The Dinner Party
8 minute read
One night, Love hosted a banquet, and all the emotions were invited to attend. Love greeted them with warmth, and the evening progressed smoothly.
When it came time to sit down to eat, Curiosity asked, “Who should sit at the head of the table with Love?” Immediately, an argument erupted among the emotions as to who should have the privilege of sitting next to Love.
“I could sit next to Love,” offered Ambivalence. “Or not.”
“This can be settled easily,” said Confidence. “The emotion that gets to sit by Love’s side should be the emotion closest to love.”
The discussion continued anew, each emotion arguing that they were closest to love.
“It is I,” bubbled Joy with a bright smile. “Joy is the emotion birthed from love. When you see a mother clutching her child, or two lovers embracing, or family coming together, what emotions mingle in the air? Love and joy. I am closest to love.”
“But only for so long,” Hate cut in, hands curling into fists. “Joy is fleeting and does not last. But hate? Hate can last as long as love, maybe longer. Hate makes your heart beat faster, makes your blood burn in your veins. It clouds your thoughts and alters your judgment. Love does the same.

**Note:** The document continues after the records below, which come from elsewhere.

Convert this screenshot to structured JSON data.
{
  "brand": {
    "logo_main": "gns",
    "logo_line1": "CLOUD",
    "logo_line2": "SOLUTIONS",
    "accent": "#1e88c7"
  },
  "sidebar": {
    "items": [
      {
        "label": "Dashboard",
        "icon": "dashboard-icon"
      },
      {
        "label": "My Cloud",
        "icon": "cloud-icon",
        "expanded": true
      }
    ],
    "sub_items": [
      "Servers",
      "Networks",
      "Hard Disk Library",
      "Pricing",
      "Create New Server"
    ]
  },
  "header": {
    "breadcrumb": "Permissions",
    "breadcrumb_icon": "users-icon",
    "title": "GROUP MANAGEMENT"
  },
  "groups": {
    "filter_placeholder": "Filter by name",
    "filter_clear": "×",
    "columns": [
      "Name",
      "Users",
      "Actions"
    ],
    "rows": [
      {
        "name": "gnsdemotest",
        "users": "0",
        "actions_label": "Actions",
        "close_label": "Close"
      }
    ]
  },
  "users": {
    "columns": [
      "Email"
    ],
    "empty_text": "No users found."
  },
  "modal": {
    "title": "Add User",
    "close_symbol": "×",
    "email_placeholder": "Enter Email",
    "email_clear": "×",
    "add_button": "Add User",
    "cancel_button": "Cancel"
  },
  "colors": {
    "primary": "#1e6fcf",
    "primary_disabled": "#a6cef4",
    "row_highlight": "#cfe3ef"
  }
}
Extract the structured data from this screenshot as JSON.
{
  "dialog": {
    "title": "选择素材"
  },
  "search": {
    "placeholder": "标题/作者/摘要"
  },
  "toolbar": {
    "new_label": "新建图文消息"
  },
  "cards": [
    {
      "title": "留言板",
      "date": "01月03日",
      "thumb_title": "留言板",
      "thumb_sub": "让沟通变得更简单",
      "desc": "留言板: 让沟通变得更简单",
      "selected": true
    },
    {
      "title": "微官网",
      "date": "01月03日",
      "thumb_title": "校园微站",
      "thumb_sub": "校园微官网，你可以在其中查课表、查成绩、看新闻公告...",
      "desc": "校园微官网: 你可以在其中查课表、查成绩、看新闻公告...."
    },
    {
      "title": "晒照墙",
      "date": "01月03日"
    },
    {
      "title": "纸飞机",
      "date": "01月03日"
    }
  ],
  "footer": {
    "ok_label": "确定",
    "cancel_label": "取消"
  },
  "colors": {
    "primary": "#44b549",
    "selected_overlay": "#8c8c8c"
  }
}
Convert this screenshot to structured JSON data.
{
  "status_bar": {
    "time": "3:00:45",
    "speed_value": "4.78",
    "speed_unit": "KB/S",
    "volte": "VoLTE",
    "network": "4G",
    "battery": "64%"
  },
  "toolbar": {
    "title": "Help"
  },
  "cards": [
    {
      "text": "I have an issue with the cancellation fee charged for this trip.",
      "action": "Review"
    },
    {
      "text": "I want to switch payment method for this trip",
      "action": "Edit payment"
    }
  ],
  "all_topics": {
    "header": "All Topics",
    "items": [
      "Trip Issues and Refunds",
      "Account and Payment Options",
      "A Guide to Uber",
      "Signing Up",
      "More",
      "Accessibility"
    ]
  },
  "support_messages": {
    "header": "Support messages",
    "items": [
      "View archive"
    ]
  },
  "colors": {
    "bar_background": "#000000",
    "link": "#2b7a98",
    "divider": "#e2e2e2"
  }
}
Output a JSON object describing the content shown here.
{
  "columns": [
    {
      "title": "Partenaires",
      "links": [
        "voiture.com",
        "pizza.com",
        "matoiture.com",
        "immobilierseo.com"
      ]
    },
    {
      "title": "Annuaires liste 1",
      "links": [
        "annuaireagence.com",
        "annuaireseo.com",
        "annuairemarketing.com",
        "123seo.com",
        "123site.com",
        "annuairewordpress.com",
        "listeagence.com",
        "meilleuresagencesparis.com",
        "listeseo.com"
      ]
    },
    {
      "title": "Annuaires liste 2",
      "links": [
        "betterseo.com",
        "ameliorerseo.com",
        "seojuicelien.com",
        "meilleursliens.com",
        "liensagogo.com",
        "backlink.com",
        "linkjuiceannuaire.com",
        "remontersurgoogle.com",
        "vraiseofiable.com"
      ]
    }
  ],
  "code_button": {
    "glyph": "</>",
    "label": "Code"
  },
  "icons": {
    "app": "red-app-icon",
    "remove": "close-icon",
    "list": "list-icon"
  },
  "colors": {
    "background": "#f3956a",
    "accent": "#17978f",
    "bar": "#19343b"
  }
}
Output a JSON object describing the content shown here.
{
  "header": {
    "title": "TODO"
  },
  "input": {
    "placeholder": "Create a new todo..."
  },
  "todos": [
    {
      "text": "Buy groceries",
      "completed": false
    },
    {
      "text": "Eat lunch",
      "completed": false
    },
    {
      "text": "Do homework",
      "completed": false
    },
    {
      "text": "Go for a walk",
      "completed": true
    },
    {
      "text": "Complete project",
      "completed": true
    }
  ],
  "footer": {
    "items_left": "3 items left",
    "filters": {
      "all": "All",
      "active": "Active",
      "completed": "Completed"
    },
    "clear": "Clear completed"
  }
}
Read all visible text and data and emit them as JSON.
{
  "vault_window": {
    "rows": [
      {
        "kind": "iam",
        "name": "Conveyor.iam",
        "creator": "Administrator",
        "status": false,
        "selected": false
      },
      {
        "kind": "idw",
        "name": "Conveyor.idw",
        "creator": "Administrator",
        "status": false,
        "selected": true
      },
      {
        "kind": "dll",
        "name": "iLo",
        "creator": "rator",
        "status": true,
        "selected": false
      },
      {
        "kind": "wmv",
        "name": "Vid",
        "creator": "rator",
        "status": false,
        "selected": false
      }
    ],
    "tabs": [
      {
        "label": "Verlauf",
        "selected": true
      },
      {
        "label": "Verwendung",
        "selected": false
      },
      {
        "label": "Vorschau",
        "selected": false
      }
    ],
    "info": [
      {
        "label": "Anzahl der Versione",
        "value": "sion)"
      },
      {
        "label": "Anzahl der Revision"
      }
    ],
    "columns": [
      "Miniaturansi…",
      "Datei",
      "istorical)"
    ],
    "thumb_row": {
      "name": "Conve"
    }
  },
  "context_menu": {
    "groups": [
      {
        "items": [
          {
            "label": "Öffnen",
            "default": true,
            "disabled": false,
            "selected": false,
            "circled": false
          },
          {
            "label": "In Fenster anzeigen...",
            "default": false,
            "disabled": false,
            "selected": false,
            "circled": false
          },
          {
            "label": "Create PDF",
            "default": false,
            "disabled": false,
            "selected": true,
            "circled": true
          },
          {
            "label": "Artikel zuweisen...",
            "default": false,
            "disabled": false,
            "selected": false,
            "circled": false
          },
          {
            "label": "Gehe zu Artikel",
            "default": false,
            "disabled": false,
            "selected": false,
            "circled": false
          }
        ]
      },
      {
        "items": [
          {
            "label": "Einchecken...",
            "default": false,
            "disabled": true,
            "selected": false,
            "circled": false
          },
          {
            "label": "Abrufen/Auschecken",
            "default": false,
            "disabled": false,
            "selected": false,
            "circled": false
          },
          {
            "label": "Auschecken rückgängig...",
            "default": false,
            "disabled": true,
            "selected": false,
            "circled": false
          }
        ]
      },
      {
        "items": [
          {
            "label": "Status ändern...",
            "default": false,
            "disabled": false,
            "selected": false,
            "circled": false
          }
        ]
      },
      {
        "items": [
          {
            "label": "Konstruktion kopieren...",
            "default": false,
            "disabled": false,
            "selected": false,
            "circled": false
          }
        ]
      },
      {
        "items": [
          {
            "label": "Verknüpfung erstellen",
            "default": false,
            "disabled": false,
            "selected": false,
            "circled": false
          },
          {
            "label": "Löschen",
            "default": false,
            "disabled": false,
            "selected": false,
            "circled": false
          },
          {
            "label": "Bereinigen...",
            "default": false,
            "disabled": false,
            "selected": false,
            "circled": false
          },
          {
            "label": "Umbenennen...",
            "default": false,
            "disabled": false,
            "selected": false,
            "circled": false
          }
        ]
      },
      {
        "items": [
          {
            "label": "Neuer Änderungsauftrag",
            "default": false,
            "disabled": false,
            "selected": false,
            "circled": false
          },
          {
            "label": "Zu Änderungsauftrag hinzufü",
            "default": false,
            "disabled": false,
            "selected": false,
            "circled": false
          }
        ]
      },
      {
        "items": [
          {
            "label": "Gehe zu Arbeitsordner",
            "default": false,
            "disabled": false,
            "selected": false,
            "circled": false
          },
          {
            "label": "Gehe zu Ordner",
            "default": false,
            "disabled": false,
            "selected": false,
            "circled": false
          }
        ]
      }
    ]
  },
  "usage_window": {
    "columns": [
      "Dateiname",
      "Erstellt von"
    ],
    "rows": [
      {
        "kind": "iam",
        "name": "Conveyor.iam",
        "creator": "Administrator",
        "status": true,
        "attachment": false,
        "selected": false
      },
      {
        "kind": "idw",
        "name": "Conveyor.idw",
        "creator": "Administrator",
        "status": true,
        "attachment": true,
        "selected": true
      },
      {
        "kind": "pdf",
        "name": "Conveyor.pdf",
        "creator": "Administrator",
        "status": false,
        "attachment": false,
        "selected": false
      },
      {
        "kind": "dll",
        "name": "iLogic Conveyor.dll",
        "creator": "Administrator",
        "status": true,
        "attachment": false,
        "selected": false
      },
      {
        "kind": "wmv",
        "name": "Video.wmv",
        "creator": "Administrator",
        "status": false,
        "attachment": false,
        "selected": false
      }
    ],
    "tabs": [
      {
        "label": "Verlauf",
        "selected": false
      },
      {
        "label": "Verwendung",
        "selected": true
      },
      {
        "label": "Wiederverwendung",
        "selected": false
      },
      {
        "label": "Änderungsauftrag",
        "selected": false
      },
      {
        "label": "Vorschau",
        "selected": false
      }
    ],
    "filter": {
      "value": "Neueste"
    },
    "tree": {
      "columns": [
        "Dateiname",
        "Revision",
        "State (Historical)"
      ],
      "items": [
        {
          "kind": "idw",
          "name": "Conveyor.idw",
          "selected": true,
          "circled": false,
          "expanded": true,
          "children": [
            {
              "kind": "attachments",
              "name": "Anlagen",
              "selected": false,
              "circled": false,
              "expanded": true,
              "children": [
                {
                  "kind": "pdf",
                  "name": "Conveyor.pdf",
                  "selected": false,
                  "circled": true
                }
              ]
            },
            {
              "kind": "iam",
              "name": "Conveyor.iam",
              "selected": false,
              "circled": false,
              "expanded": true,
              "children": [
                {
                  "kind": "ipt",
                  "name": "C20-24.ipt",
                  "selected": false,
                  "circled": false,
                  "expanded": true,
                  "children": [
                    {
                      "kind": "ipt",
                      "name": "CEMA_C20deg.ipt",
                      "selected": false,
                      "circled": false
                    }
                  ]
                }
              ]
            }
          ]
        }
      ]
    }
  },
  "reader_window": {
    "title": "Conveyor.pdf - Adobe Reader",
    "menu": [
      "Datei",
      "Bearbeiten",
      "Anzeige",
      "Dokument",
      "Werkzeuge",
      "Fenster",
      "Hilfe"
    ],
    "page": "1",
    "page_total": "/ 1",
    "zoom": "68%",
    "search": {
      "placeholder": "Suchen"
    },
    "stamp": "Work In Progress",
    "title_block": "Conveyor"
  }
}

I am closest to love.”
That prompted an eyeroll from Disgust and a yawn from Boredom.
From the back, there was a whispering, and it grew such that even Hate turned around with a glare. Cautiously, Fear shuffled to the head of the table. A hush fell over the gathering.
“I think,” said Fear, voice wavering a bit, “maybe I am closest to love.”
“You?” scoffed Skepticism. “You know nothing of love.”
“Everyone should get a chance to speak,” chided Interest. “Fear, please—tell us what you have to say.”
Fear swallowed and began. “Fear, however you try to bury it, is everywhere, especially in love.” Fear’s voice steadied a bit, echoing around the dinner table. “When you open yourself to love, you also open yourself to loss—to feeling your heart break as you kneel before a grave, or to watch as they walk by with someone else. Love is blindly leaping into the sky, when you don’t know if you’ll fall or fly. But that fear of falling, of heartbreak … that fear is essential to the leap.” Fear met each emotion’s eyes, drawing in a shaky breath. “Joy may be infectious, and hate may be powerful, but fear is the bridge to love.”
Joy’s smile faltered. Hate’s fists loosened. Skepticism even nodded slightly. But Fear still stood trembling.
“Fear is right,” Love said, extending a hand. “Come, old friend, and join me for supper.”